--- WHAT YOU ARE ASKED TO DO ---
Every line of the data that includes "Criteria" should be copied out.

━━━━━ DATA SECTION

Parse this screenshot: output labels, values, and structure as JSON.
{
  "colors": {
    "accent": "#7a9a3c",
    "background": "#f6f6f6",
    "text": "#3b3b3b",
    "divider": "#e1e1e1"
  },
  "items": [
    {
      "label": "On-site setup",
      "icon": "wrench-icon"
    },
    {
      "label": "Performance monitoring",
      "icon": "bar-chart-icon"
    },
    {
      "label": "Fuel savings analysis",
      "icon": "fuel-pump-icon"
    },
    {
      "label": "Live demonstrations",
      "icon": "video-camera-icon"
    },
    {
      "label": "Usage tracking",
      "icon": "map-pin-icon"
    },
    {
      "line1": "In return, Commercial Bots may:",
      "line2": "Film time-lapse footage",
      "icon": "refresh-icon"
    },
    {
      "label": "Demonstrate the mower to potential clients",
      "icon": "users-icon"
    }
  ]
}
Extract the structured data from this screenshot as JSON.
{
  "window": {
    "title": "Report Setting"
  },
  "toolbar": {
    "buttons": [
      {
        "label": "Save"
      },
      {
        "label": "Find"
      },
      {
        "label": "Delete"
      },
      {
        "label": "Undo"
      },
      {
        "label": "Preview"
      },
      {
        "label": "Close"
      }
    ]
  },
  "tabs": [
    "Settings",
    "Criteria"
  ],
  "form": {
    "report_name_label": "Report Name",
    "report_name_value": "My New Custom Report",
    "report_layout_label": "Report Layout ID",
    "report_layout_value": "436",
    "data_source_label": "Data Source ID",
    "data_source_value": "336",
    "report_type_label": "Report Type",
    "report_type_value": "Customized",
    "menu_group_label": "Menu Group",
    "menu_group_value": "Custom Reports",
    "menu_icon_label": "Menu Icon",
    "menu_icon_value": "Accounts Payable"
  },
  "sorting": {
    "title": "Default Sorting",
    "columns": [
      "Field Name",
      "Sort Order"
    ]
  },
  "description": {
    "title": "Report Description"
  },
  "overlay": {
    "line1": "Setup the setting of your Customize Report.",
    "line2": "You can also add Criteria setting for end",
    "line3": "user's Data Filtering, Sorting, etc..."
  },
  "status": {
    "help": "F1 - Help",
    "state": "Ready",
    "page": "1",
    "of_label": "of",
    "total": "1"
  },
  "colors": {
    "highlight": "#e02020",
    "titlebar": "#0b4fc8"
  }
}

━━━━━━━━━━

--- TASK SOLUTION ---
    "Criteria"
    "line2": "You can also add Criteria setting for end",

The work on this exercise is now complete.